The Exhibition Attendees
Here I met the inspirational hotel proprietor of Mito Hotel, Chanda Mito and fashion designer and lifestyle entrepreneur Remy Hout. Remy’s connection to Mito Hotel sees regular partnerships blossom between the arts community and the hotel, and it was Remy who had approached Ranon to put on the exhibition almost two months prior. With Remy fresh from an Angkor Wat fashion show, the two executed the collaboration pretty much as soon as Ranon hit home soil.
I also met Voice of America’s Len Leng who is also a film producer and journalist. She had just returned to Phnom Penh after months of work on the set of Angelina Jolie’s upcoming Netflix film First They Killed My Father. I spoke to young fans of Ranon who approached me to chat, including journalist Sreynith Hak, who came up to me while the band Smallworld Smallband were playing an acoustic set. The crowd was very energetic and enthusiastic, but I wasn’t really following along, mostly because the songs were in Khmer. Sreynith however gave me some insight into why everyone was so excited: the band was playing a punk version of the traditional music of Songkran, the annual festival that kicks off Khmer New Year.
Meeting Ranon’s Family

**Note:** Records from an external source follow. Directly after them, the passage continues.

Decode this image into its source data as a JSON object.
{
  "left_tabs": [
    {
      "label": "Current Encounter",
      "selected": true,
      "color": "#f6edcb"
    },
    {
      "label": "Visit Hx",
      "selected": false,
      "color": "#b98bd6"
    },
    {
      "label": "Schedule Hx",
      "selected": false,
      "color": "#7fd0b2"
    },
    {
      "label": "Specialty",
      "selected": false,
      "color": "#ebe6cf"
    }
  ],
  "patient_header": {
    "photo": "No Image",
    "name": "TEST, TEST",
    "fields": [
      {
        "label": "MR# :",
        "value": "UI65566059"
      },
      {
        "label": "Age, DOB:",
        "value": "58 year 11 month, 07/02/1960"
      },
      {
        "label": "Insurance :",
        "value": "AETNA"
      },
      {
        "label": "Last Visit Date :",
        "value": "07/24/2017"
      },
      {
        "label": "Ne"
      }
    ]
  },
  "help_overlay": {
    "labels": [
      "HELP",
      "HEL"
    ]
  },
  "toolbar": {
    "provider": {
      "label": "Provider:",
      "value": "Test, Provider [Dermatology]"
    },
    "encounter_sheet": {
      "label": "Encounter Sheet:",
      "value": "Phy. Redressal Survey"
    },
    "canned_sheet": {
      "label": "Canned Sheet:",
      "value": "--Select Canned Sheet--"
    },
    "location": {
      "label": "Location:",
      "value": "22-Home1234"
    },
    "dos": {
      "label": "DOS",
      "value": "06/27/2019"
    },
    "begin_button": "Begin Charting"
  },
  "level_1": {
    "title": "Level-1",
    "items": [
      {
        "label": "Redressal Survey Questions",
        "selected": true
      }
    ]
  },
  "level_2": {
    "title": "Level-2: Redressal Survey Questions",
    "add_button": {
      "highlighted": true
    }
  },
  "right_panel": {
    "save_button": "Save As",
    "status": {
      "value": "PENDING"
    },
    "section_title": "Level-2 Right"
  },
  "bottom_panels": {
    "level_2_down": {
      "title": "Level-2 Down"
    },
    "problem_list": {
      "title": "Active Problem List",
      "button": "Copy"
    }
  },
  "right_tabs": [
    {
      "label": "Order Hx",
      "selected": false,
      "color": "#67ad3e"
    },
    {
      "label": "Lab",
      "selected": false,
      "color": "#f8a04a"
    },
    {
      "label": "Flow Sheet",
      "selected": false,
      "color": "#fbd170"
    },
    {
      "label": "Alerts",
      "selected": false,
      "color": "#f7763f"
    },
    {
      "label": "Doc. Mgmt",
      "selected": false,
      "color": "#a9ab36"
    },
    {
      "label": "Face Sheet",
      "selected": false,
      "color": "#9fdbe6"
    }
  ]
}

Being introduced to Ranon’s family was a privilege. Ranon’s oldest brother works for a German car company. Responsibilities to his family, the challenges and poverty they faced, prevented him becoming an artist despite the fact he shares Ranon’s passion.